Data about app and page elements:
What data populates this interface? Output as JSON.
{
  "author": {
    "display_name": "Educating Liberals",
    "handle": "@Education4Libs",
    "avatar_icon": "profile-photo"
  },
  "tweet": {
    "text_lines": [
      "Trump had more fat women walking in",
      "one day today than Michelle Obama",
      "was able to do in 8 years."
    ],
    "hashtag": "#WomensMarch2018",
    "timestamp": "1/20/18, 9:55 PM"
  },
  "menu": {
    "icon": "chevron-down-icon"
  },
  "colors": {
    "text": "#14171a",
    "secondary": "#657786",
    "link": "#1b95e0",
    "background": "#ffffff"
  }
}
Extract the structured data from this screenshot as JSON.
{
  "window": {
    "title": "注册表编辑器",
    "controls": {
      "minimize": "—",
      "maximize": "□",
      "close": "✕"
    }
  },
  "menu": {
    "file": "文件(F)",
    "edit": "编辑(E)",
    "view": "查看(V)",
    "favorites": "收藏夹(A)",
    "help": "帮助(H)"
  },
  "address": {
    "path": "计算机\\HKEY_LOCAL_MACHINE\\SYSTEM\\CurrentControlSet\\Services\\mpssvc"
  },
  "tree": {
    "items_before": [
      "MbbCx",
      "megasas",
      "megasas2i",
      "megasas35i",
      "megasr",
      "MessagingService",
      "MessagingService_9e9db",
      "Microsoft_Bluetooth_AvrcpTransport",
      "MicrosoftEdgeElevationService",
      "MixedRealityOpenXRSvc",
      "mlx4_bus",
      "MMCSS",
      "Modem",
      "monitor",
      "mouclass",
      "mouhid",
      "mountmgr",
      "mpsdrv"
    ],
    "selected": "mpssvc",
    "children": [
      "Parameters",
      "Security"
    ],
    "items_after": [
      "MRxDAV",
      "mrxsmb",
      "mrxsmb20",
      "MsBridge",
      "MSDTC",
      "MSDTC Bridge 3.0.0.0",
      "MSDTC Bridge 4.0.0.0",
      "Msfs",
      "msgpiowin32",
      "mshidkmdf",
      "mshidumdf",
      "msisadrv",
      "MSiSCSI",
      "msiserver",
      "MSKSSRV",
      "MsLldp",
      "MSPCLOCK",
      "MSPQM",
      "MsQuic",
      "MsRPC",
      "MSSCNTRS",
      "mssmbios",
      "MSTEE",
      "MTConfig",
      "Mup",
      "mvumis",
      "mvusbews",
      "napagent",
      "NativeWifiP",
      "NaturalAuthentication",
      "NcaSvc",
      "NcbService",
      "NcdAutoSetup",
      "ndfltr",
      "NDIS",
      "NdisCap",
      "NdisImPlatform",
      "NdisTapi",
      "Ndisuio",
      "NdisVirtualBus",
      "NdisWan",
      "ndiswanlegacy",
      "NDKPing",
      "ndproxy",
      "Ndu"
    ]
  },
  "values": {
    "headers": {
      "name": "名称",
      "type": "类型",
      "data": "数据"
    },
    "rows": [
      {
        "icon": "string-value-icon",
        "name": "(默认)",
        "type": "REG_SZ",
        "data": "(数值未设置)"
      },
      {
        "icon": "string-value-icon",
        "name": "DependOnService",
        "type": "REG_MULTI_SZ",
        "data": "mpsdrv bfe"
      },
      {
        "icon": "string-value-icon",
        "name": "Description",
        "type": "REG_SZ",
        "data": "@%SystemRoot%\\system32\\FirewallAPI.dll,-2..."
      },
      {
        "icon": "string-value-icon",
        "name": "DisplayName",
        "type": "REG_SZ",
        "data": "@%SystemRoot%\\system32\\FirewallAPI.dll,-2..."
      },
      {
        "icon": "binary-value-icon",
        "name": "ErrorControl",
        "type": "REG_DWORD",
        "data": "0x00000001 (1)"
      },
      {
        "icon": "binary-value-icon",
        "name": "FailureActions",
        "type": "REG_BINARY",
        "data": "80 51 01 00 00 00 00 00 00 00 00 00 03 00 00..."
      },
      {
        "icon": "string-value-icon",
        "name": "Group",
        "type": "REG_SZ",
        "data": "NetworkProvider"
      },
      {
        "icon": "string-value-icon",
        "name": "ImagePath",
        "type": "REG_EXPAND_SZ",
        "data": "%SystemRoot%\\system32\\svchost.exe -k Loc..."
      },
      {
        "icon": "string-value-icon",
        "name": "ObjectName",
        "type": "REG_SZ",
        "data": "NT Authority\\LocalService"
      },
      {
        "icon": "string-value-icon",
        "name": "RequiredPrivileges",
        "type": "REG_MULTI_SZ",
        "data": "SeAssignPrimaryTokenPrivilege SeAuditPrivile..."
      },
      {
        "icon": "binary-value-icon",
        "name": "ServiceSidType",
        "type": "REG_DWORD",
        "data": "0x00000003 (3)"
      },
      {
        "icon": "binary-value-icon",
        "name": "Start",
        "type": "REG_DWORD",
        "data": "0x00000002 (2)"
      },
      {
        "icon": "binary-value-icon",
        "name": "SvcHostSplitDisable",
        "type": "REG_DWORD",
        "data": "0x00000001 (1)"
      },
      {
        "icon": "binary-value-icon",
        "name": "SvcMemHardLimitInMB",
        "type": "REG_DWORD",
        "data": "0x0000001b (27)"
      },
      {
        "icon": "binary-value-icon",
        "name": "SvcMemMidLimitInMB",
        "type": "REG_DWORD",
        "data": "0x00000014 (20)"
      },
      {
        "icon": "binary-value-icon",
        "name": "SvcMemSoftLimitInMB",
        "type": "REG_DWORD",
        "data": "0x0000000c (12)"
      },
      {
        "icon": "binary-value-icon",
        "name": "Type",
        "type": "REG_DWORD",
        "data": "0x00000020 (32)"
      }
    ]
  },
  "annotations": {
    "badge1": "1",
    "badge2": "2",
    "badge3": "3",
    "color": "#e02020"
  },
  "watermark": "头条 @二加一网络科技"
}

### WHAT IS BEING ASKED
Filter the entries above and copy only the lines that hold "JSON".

### EXERCISE SOLUTION
What data populates this interface? Output as JSON.
Extract the structured data from this screenshot as JSON.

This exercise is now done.